One of the members of that forum would each week post images for critique. He was one of the members who’d spent nearer £20k on his photography equipment and loved to announce his new purchases to the forum. Unfortunately, he hadn’t a clue how to use his newly acquired equipment and each time he posted an image for critique the forum erupted with a barrage of abuse. His images generally consisted of out of focus shots of his cat in the kitchen and if I’m honest they used to make me giggle. I never quite fathomed whether this was somebody trolling the forum members or whether he literally had no idea how to use his camera. His popularity wasn’t helped when he one day announced he was to publish a book!
Anyways, I digress but you see my point. No matter how much you spend on equipment, if you can’t use it with any degree of competence then you’ve really wasted your money. Even a cheap £150 used lens is of no use if you can’t get the images from it you desire.
To this day I still get professional photographers asking me for help with some of the most fundamental and basic aspects of photography. Whilst they’re at least attempting to address the problem now, I can’t help but look at their huge array of lenses and conclude they’d surely have been far wiser skipping one of those lenses and investing that money into a course or workshop instead.
If you’re going to sell your images their value lie in their quality. What people are effectively paying for is your skill, knowledge and experience, all wrapped up in a beautiful image that clearly demonstrates those attributes. They won’t care whether that image was shot using a Leica M9 or a box Brownie camera and in all honesty, a photographer with skill and experience will probably be able to produce the better image with the Brownie in his hands than the person without knowledge and the Leica M9 in their little mitts.

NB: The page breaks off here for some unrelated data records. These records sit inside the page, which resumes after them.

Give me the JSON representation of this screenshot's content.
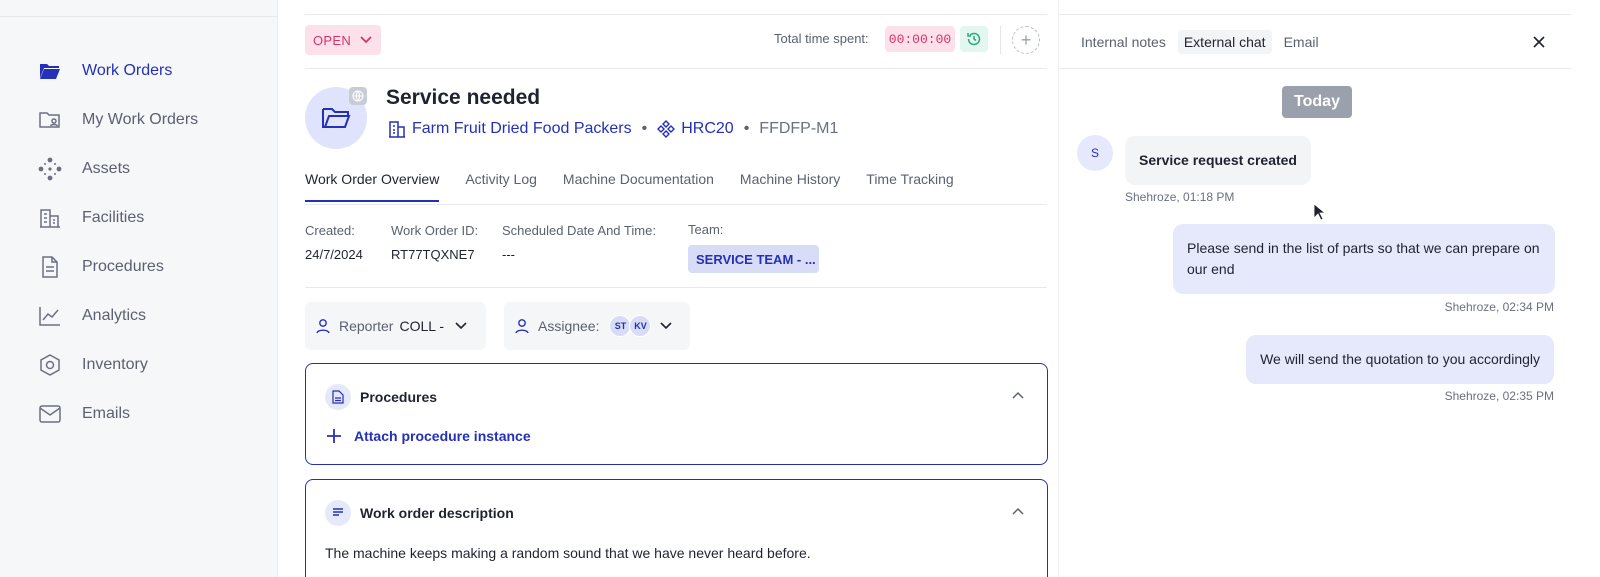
{
  "sidebar": {
    "items": [
      {
        "label": "Work Orders",
        "icon": "folder-open-icon",
        "active": true
      },
      {
        "label": "My Work Orders",
        "icon": "folder-user-icon",
        "active": false
      },
      {
        "label": "Assets",
        "icon": "assets-nodes-icon",
        "active": false
      },
      {
        "label": "Facilities",
        "icon": "building-icon",
        "active": false
      },
      {
        "label": "Procedures",
        "icon": "document-icon",
        "active": false
      },
      {
        "label": "Analytics",
        "icon": "chart-line-icon",
        "active": false
      },
      {
        "label": "Inventory",
        "icon": "hexagon-icon",
        "active": false
      },
      {
        "label": "Emails",
        "icon": "mail-icon",
        "active": false
      }
    ]
  },
  "header": {
    "status": "OPEN",
    "time_label": "Total time spent:",
    "time_value": "00:00:00"
  },
  "work_order": {
    "title": "Service needed",
    "facility": "Farm Fruit Dried Food Packers",
    "asset": "HRC20",
    "code": "FFDFP-M1"
  },
  "tabs": [
    {
      "label": "Work Order Overview",
      "active": true
    },
    {
      "label": "Activity Log",
      "active": false
    },
    {
      "label": "Machine Documentation",
      "active": false
    },
    {
      "label": "Machine History",
      "active": false
    },
    {
      "label": "Time Tracking",
      "active": false
    }
  ],
  "details": {
    "created_label": "Created:",
    "created_value": "24/7/2024",
    "id_label": "Work Order ID:",
    "id_value": "RT77TQXNE7",
    "schedule_label": "Scheduled Date And Time:",
    "schedule_value": "---",
    "team_label": "Team:",
    "team_value": "SERVICE TEAM - ..."
  },
  "people": {
    "reporter_label": "Reporter",
    "reporter_value": "COLL -",
    "assignee_label": "Assignee:",
    "assignees": [
      "ST",
      "KV"
    ]
  },
  "procedures_card": {
    "title": "Procedures",
    "attach_label": "Attach procedure instance"
  },
  "description_card": {
    "title": "Work order description",
    "text": "The machine keeps making a random sound that we have never heard before."
  },
  "panel": {
    "tabs": [
      {
        "label": "Internal notes",
        "active": false
      },
      {
        "label": "External chat",
        "active": true
      },
      {
        "label": "Email",
        "active": false
      }
    ],
    "date_separator": "Today",
    "sender_initial": "S",
    "messages": [
      {
        "text": "Service request created",
        "stamp": "Shehroze, 01:18 PM"
      },
      {
        "text": "Please send in the list of parts so that we can prepare on our end",
        "stamp": "Shehroze, 02:34 PM"
      },
      {
        "text": "We will send the quotation to you accordingly",
        "stamp": "Shehroze, 02:35 PM"
      }
    ]
  }
}
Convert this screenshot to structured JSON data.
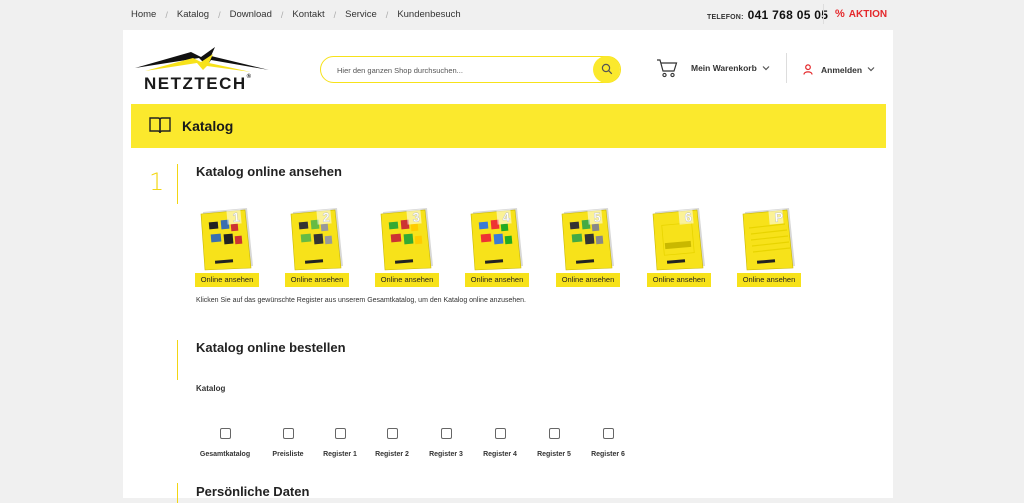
{
  "topnav": {
    "items": [
      {
        "label": "Home"
      },
      {
        "label": "Katalog"
      },
      {
        "label": "Download"
      },
      {
        "label": "Kontakt"
      },
      {
        "label": "Service"
      },
      {
        "label": "Kundenbesuch"
      }
    ],
    "separator": "/",
    "phone_label": "TELEFON:",
    "phone_number": "041 768 05 05",
    "aktion_icon": "%",
    "aktion_label": "AKTION"
  },
  "header": {
    "logo_text": "NETZTECH",
    "logo_reg": "®",
    "search_placeholder": "Hier den ganzen Shop durchsuchen...",
    "search_icon": "search-icon",
    "cart_label": "Mein Warenkorb",
    "cart_icon": "cart-icon",
    "login_label": "Anmelden",
    "login_icon": "user-icon"
  },
  "page": {
    "title": "Katalog",
    "title_icon": "book-icon"
  },
  "section1": {
    "step": "1",
    "title": "Katalog online ansehen",
    "catalogs": [
      {
        "register": "1",
        "button": "Online ansehen"
      },
      {
        "register": "2",
        "button": "Online ansehen"
      },
      {
        "register": "3",
        "button": "Online ansehen"
      },
      {
        "register": "4",
        "button": "Online ansehen"
      },
      {
        "register": "5",
        "button": "Online ansehen"
      },
      {
        "register": "6",
        "button": "Online ansehen"
      },
      {
        "register": "P",
        "button": "Online ansehen"
      }
    ],
    "info": "Klicken Sie auf das gewünschte Register aus unserem Gesamtkatalog, um den Katalog online anzusehen."
  },
  "section2": {
    "title": "Katalog online bestellen",
    "katalog_label": "Katalog",
    "options": [
      {
        "label": "Gesamtkatalog",
        "checked": false
      },
      {
        "label": "Preisliste",
        "checked": false
      },
      {
        "label": "Register 1",
        "checked": false
      },
      {
        "label": "Register 2",
        "checked": false
      },
      {
        "label": "Register 3",
        "checked": false
      },
      {
        "label": "Register 4",
        "checked": false
      },
      {
        "label": "Register 5",
        "checked": false
      },
      {
        "label": "Register 6",
        "checked": false
      }
    ]
  },
  "section3": {
    "title": "Persönliche Daten"
  },
  "colors": {
    "brand_yellow": "#fbe92d",
    "aktion_red": "#e4282b"
  }
}
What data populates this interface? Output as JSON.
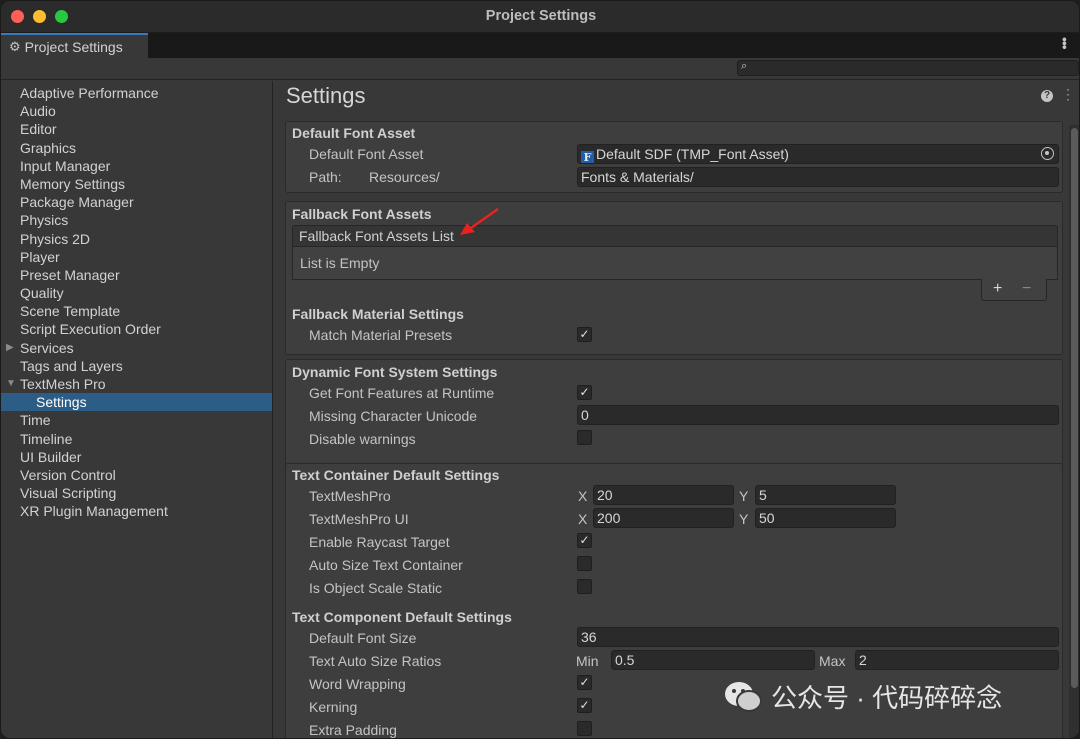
{
  "window": {
    "title": "Project Settings"
  },
  "tab": {
    "label": "Project Settings",
    "icon": "gear-icon"
  },
  "search": {
    "placeholder": ""
  },
  "sidebar": {
    "items": [
      {
        "label": "Adaptive Performance"
      },
      {
        "label": "Audio"
      },
      {
        "label": "Editor"
      },
      {
        "label": "Graphics"
      },
      {
        "label": "Input Manager"
      },
      {
        "label": "Memory Settings"
      },
      {
        "label": "Package Manager"
      },
      {
        "label": "Physics"
      },
      {
        "label": "Physics 2D"
      },
      {
        "label": "Player"
      },
      {
        "label": "Preset Manager"
      },
      {
        "label": "Quality"
      },
      {
        "label": "Scene Template"
      },
      {
        "label": "Script Execution Order"
      },
      {
        "label": "Services",
        "expandable": true,
        "expanded": false
      },
      {
        "label": "Tags and Layers"
      },
      {
        "label": "TextMesh Pro",
        "expandable": true,
        "expanded": true
      },
      {
        "label": "Settings",
        "child": true,
        "selected": true
      },
      {
        "label": "Time"
      },
      {
        "label": "Timeline"
      },
      {
        "label": "UI Builder"
      },
      {
        "label": "Version Control"
      },
      {
        "label": "Visual Scripting"
      },
      {
        "label": "XR Plugin Management"
      }
    ]
  },
  "main": {
    "title": "Settings",
    "default_font": {
      "heading": "Default Font Asset",
      "asset_label": "Default Font Asset",
      "asset_value": "Default SDF (TMP_Font Asset)",
      "asset_icon": "F",
      "path_label": "Path:",
      "path_prefix": "Resources/",
      "path_value": "Fonts & Materials/"
    },
    "fallback": {
      "heading": "Fallback Font Assets",
      "list_header": "Fallback Font Assets List",
      "list_empty": "List is Empty",
      "add": "+",
      "remove": "−",
      "material_heading": "Fallback Material Settings",
      "match_label": "Match Material Presets",
      "match_checked": true
    },
    "dynamic": {
      "heading": "Dynamic Font System Settings",
      "features_label": "Get Font Features at Runtime",
      "features_checked": true,
      "missing_label": "Missing Character Unicode",
      "missing_value": "0",
      "disable_label": "Disable warnings",
      "disable_checked": false
    },
    "container": {
      "heading": "Text Container Default Settings",
      "tmp_label": "TextMeshPro",
      "tmp_x_label": "X",
      "tmp_x": "20",
      "tmp_y_label": "Y",
      "tmp_y": "5",
      "tmpui_label": "TextMeshPro UI",
      "tmpui_x_label": "X",
      "tmpui_x": "200",
      "tmpui_y_label": "Y",
      "tmpui_y": "50",
      "raycast_label": "Enable Raycast Target",
      "raycast_checked": true,
      "autosize_label": "Auto Size Text Container",
      "autosize_checked": false,
      "scale_label": "Is Object Scale Static",
      "scale_checked": false
    },
    "component": {
      "heading": "Text Component Default Settings",
      "font_size_label": "Default Font Size",
      "font_size": "36",
      "ratios_label": "Text Auto Size Ratios",
      "min_label": "Min",
      "min_value": "0.5",
      "max_label": "Max",
      "max_value": "2",
      "wrap_label": "Word Wrapping",
      "wrap_checked": true,
      "kerning_label": "Kerning",
      "kerning_checked": true,
      "padding_label": "Extra Padding",
      "padding_checked": false
    }
  },
  "watermark": {
    "text": "公众号 · 代码碎碎念"
  },
  "colors": {
    "accent": "#2c5d87",
    "tab_accent": "#3a79bb",
    "annotation_arrow": "#e8231f"
  }
}
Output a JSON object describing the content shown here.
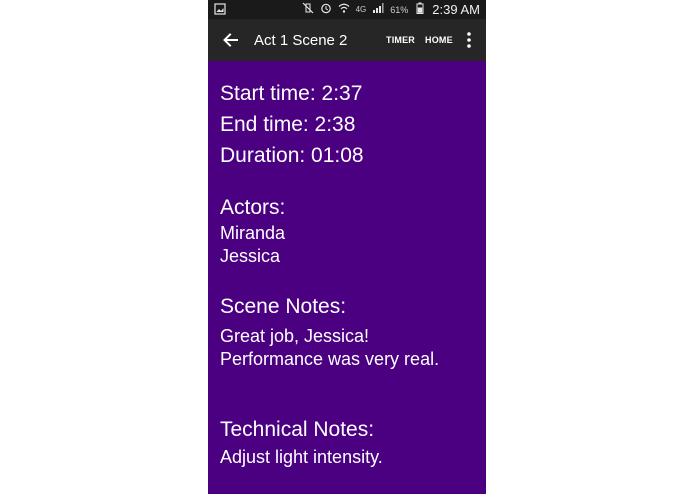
{
  "status_bar": {
    "battery": "61%",
    "time": "2:39 AM",
    "network": "4G"
  },
  "app_bar": {
    "title": "Act 1 Scene 2",
    "actions": [
      "TIMER",
      "HOME"
    ]
  },
  "scene": {
    "start_time": "Start time: 2:37",
    "end_time": "End time: 2:38",
    "duration": "Duration: 01:08",
    "actors_heading": "Actors:",
    "actors": [
      "Miranda",
      "Jessica"
    ],
    "scene_notes_heading": "Scene Notes:",
    "scene_notes_lines": [
      "Great job, Jessica!",
      "Performance was very real."
    ],
    "technical_notes_heading": "Technical Notes:",
    "technical_notes_lines": [
      "Adjust light intensity."
    ]
  },
  "colors": {
    "background": "#4b0082",
    "app_bar": "#262626",
    "status_bar": "#1a1a1a",
    "text": "#ffffff"
  },
  "icons": {
    "status": [
      "image-notification-icon",
      "vibrate-mute-icon",
      "alarm-icon",
      "wifi-icon",
      "signal-icon",
      "battery-icon"
    ],
    "app_bar": [
      "back-arrow-icon",
      "overflow-menu-icon"
    ]
  }
}
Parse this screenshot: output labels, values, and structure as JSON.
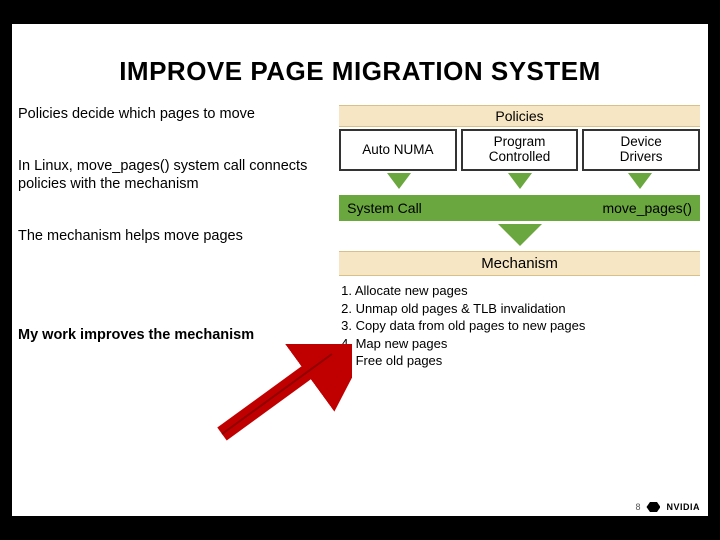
{
  "title": "IMPROVE PAGE MIGRATION SYSTEM",
  "bullets": {
    "b1": "Policies decide which pages to move",
    "b2": "In Linux, move_pages() system call connects policies with the mechanism",
    "b3": "The mechanism helps move pages",
    "b4": "My work improves the mechanism"
  },
  "policies_header": "Policies",
  "policy_boxes": {
    "p1": "Auto NUMA",
    "p2_line1": "Program",
    "p2_line2": "Controlled",
    "p3_line1": "Device",
    "p3_line2": "Drivers"
  },
  "syscall": {
    "left": "System Call",
    "right": "move_pages()"
  },
  "mechanism_header": "Mechanism",
  "mech_steps": {
    "s1": "1. Allocate new pages",
    "s2": "2. Unmap old pages & TLB invalidation",
    "s3": "3. Copy data from old pages to new pages",
    "s4": "4. Map new pages",
    "s5": "5. Free old pages"
  },
  "footer": {
    "page": "8",
    "brand": "NVIDIA"
  }
}
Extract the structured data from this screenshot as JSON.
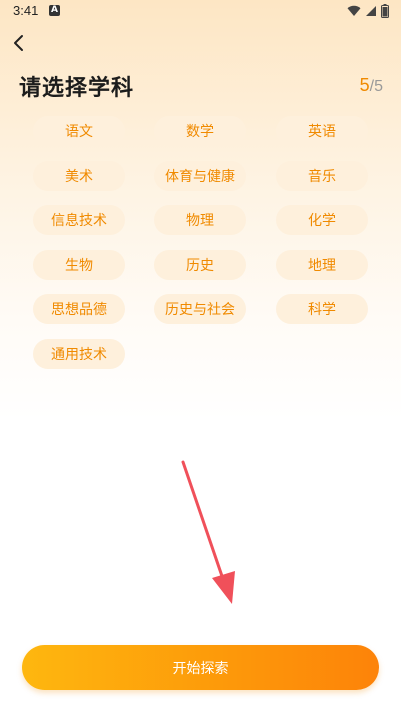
{
  "status_bar": {
    "time": "3:41",
    "notification_icon_letter": "A",
    "icons": [
      "wifi-icon",
      "signal-icon",
      "battery-icon"
    ]
  },
  "header": {
    "back_icon": "chevron-left-icon",
    "title": "请选择学科",
    "pager_current": "5",
    "pager_separator": "/",
    "pager_total": "5"
  },
  "subjects": [
    "语文",
    "数学",
    "英语",
    "美术",
    "体育与健康",
    "音乐",
    "信息技术",
    "物理",
    "化学",
    "生物",
    "历史",
    "地理",
    "思想品德",
    "历史与社会",
    "科学",
    "通用技术"
  ],
  "start_button_label": "开始探索",
  "colors": {
    "accent": "#F08A00",
    "chip_bg": "#FEF0DC",
    "button_start": "#FEB70F",
    "button_end": "#FD8309",
    "arrow": "#F0505A"
  }
}
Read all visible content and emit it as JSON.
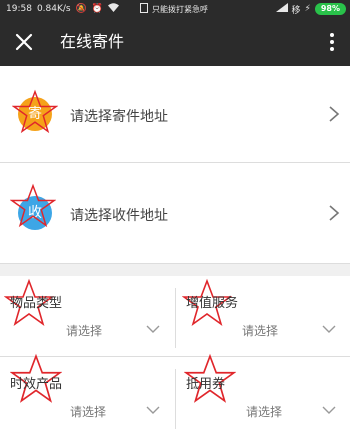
{
  "status_bar": {
    "time": "19:58",
    "speed": "0.84K/s",
    "notice": "只能拨打紧急呼",
    "carrier": "移",
    "battery": "98%"
  },
  "appbar": {
    "title": "在线寄件"
  },
  "sender": {
    "badge": "寄",
    "label": "请选择寄件地址",
    "badge_color": "#f5a21a"
  },
  "receiver": {
    "badge": "收",
    "label": "请选择收件地址",
    "badge_color": "#3da6e6"
  },
  "options": [
    {
      "title": "物品类型",
      "value": "请选择"
    },
    {
      "title": "增值服务",
      "value": "请选择"
    },
    {
      "title": "时效产品",
      "value": "请选择"
    },
    {
      "title": "抵用券",
      "value": "请选择"
    }
  ],
  "colors": {
    "header_bg": "#2b2b2b",
    "battery": "#29c24a",
    "annotation_star": "#e0262b"
  }
}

We generally don’t buy a car without first training and obtaining the prerequisite license and ability to drive it, so why would we spend a similar amount on a state of the art camera kit without first learning how to use that? Whether you’re a rank beginner, keen enthusiast or new professional, when you pick up your camera you want to fundamentally understand what you’re doing and hopefully get better and better as your experience and knowledge progresses. And there’s the key for me: you’ll get better and better as your knowledge and experience progresses, not as your camera kit grows and grows!